It is remarkable that, out of four languages mentioned in the bill, three -French, German and Slovenian- are official state languages in all the countries bordering Italy to the north -France, Switzerland, Austria and Slovenia.
Yet, other languages spoken in Italy not being the official language of another state -Friulian, Sardinian, Catalan or Occitan- are not mentioned at all in the law.
In Friuli, Udine province president Pietro Fontanini has blamed the Italian government for not doing enough to respect the linguistic rights of Friulian speakers. Fontanini has asked all Friulian MPs to support an amendment to the law that includes provisions for the language. But prospects are dire: Friulian MP Gianna Malisani already introduced such a proposal, and it was rejected by Italian lawmakers.

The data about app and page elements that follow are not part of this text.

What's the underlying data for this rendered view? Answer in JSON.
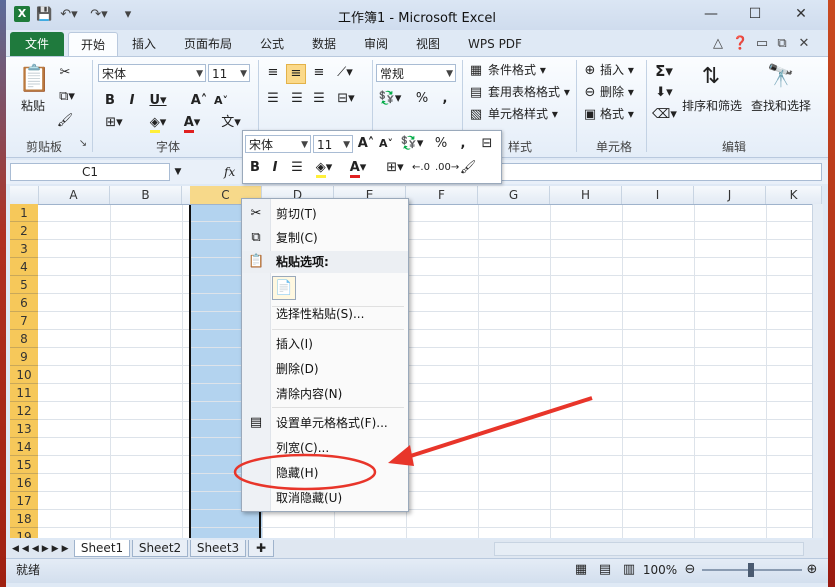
{
  "window": {
    "title": "工作簿1 - Microsoft Excel",
    "app_logo_letter": "X",
    "min_glyph": "—",
    "max_glyph": "☐",
    "close_glyph": "✕"
  },
  "tabs": {
    "file": "文件",
    "items": [
      "开始",
      "插入",
      "页面布局",
      "公式",
      "数据",
      "审阅",
      "视图",
      "WPS PDF"
    ]
  },
  "ribbon": {
    "clipboard": {
      "paste": "粘贴",
      "label": "剪贴板"
    },
    "font": {
      "name": "宋体",
      "size": "11",
      "label": "字体",
      "wen": "文"
    },
    "number": {
      "format": "常规",
      "percent": "%",
      "comma": ","
    },
    "styles": {
      "conditional": "条件格式",
      "table": "套用表格格式",
      "cell": "单元格样式",
      "label": "样式"
    },
    "cells": {
      "insert": "插入",
      "delete": "删除",
      "format": "格式",
      "label": "单元格"
    },
    "editing": {
      "sigma": "Σ",
      "sort": "排序和筛选",
      "find": "查找和选择",
      "label": "编辑"
    }
  },
  "formula_bar": {
    "name_box": "C1",
    "fx": "fx"
  },
  "grid": {
    "columns": [
      "A",
      "B",
      "C",
      "D",
      "E",
      "F",
      "G",
      "H",
      "I",
      "J",
      "K"
    ],
    "rows": [
      "1",
      "2",
      "3",
      "4",
      "5",
      "6",
      "7",
      "8",
      "9",
      "10",
      "11",
      "12",
      "13",
      "14",
      "15",
      "16",
      "17",
      "18",
      "19"
    ],
    "selected_column": "C"
  },
  "mini_toolbar": {
    "font": "宋体",
    "size": "11",
    "percent": "%",
    "comma": ","
  },
  "context_menu": {
    "cut": "剪切(T)",
    "copy": "复制(C)",
    "paste_options": "粘贴选项:",
    "paste_special": "选择性粘贴(S)...",
    "insert": "插入(I)",
    "delete": "删除(D)",
    "clear": "清除内容(N)",
    "format_cells": "设置单元格格式(F)...",
    "col_width": "列宽(C)...",
    "hide": "隐藏(H)",
    "unhide": "取消隐藏(U)"
  },
  "sheets": [
    "Sheet1",
    "Sheet2",
    "Sheet3"
  ],
  "status": {
    "ready": "就绪",
    "zoom": "100%"
  },
  "colors": {
    "file_tab": "#1f7a3d",
    "highlight_red": "#e8352a",
    "selection": "#b3d3ef",
    "row_header": "#f6c85a"
  }
}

If no change is accepted, Fontanini says he will bring the issue to the European level and also to the Constitutional Court under the grounds that the bill is a violation of article 6 of the Italian Constitution and of treaties signed by Italy.
Criticism from Sardinian groups, MPs

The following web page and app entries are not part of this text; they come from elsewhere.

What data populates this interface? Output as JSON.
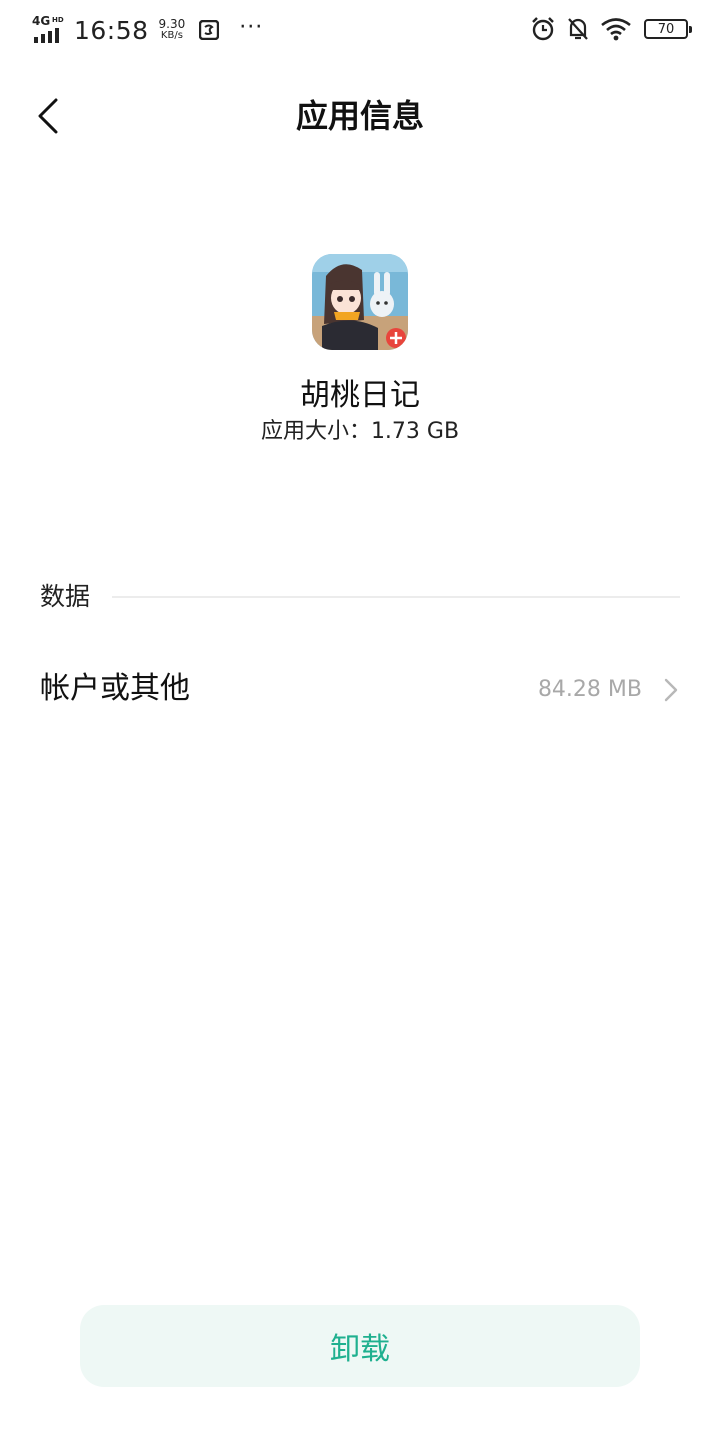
{
  "status_bar": {
    "network": "4G",
    "network_sub": "HD",
    "time": "16:58",
    "speed_value": "9.30",
    "speed_unit": "KB/s",
    "more": "···",
    "battery": "70"
  },
  "header": {
    "title": "应用信息"
  },
  "app": {
    "name": "胡桃日记",
    "size_text": "应用大小：1.73 GB"
  },
  "sections": {
    "data_label": "数据",
    "rows": [
      {
        "label": "帐户或其他",
        "value": "84.28 MB"
      }
    ]
  },
  "actions": {
    "uninstall_label": "卸载"
  },
  "colors": {
    "accent": "#1fb08f",
    "button_bg": "#eef8f5",
    "secondary_text": "#a8a8a8"
  }
}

Regarding the bill's omission of Sardinian, associations such as the Institute Camillo Bellieni and the Coordination of Sardinian Language and Culture Operators have voiced similar allegations, as has been the case for MP Luciano Uras (Left Ecology Freedom), which in July sought to amend the bill to introduce a reference to Sardinian. His attempt was unsuccessful. Uras then said that Sardinians just "want to be equals among equals. This has to do with each one's conscience and sensitivity towards a community that is too often discriminated against."

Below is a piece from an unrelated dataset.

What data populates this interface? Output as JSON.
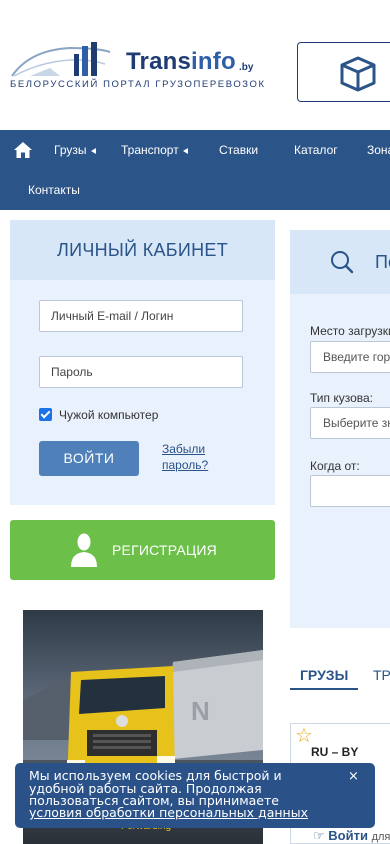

Uras was joined in criticism by another MP, Roberto Cotti (5 Stars Movement), who said he could not understand why Sardinian, "perhaps Italy's most widely spoken language other than Italian, was being excluded" from the bill.